Rheumatoid arthritis is an inflammatory disease of the joints that causes severe pain and disability. Eventually there is damage to the cartilage and bone. In Western societies, over 1 percent of the population suffers from arthritis, the elderly are especially vulnerable.
Traditionally, arthritis has been thought to be more likely to occur in people who are depressed or repressed, perfectionist, and unable to express anger. Certainly it is true that people who suffer from arthritis are more likely to feel emotionally distraught, and various clinicians have argued that these feelings, in turn, tend to make things worse.

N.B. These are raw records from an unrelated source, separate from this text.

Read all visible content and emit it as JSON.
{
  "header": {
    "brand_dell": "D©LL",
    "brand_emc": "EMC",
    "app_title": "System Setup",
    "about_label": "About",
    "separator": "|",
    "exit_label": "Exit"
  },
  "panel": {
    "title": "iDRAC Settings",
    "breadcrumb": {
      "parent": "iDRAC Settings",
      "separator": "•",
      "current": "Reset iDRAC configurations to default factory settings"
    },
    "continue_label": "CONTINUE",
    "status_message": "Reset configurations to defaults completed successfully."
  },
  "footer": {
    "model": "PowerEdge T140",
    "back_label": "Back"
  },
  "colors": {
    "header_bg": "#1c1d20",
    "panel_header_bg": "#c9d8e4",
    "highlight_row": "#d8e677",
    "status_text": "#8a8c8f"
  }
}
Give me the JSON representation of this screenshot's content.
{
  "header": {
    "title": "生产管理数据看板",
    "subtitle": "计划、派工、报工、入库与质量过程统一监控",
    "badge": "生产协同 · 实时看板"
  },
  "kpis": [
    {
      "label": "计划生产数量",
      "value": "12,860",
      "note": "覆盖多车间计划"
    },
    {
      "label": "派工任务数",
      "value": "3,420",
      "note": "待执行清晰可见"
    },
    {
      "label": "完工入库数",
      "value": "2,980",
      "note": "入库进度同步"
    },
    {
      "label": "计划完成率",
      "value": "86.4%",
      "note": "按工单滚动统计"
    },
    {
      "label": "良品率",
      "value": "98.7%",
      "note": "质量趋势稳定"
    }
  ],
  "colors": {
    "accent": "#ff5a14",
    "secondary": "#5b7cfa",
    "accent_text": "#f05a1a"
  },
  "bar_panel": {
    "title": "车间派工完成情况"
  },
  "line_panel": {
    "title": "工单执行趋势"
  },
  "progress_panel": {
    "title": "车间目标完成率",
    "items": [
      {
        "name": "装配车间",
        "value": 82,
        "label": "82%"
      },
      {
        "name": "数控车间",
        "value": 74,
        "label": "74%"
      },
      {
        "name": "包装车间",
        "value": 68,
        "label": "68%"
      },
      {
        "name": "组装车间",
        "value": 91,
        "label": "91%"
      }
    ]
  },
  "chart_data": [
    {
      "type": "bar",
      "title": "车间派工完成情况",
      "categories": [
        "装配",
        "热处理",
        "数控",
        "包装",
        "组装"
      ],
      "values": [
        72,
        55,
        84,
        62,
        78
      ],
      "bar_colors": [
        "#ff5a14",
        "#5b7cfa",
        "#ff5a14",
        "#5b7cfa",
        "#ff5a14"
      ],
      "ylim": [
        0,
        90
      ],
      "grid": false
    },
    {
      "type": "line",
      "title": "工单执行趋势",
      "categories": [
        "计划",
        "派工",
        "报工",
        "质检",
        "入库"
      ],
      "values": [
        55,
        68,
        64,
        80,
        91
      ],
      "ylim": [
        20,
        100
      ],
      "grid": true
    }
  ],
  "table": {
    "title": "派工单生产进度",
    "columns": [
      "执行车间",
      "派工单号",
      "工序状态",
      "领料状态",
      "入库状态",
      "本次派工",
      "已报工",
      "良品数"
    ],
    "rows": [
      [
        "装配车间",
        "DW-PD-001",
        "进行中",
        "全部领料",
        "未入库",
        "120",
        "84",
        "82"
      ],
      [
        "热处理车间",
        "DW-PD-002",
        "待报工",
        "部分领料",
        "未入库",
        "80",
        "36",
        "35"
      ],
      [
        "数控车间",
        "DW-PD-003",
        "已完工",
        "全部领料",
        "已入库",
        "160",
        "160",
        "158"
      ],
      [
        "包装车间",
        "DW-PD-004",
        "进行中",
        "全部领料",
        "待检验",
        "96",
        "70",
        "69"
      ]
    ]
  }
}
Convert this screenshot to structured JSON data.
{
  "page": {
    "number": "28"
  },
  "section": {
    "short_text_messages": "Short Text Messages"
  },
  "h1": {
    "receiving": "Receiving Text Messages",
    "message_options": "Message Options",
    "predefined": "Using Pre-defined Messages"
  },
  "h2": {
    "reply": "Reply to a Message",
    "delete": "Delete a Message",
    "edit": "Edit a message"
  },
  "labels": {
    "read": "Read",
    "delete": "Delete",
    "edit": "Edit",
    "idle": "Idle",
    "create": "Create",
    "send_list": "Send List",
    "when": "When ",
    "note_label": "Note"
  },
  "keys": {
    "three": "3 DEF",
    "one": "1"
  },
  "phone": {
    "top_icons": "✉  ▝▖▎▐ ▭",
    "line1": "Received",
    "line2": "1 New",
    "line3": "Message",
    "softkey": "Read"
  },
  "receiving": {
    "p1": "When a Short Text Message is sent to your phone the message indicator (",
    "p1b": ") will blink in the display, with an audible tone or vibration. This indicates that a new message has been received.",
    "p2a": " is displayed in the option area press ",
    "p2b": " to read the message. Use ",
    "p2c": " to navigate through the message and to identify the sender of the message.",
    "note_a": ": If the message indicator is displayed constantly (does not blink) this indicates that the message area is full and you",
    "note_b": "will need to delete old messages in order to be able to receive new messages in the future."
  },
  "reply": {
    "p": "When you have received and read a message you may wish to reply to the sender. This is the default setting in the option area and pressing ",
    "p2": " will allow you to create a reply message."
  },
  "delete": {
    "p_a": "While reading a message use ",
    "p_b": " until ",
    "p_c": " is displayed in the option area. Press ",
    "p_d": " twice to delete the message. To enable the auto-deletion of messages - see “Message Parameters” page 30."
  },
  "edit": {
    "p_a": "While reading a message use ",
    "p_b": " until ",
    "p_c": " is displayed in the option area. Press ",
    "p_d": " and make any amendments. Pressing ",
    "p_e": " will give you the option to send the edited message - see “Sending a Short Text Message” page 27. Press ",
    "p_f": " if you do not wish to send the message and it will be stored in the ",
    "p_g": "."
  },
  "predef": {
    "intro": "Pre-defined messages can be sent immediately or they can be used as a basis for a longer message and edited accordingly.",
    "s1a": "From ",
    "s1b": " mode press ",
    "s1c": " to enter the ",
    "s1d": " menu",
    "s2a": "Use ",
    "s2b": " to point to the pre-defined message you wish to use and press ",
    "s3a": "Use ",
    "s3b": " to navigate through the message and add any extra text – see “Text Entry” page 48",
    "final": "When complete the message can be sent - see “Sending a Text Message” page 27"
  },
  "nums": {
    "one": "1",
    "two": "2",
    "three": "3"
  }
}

Many studies have shown that arthritis is associated with depression, anxiety, hostility, and introversion. Many cases show that people don’t like their jobs,but say nothing about it. They feel uncomfortable but hold in anger when confronted. Does this repressed pattern make sense in terms of what we know about the biography of arthritis?
The exact causes of arthritis are not fully understood, but the common types usually involve a problem with the body’s immune system. For some reason, the body goes out of control and attacks some of its cells. Given our current knowledge of the immune system, this physiological reaction seems like it would indeed be encouraged or even instigated in part by the emotional imbalance of repressed hostility or chronic anxiety.
Additional research is starting to fill in the precise physiological pieces of this puzzle. For example, one recent study made an intensive investigation of thirty-three women with rheumatoid arthritis. The researchers measured major challenges, minor daily hassles, and psychological distress among these women, then assessed the status of their immune systems through blood tests.
Sure enough, this study found direct effects of stress on immune system functioning in these arthritis patients.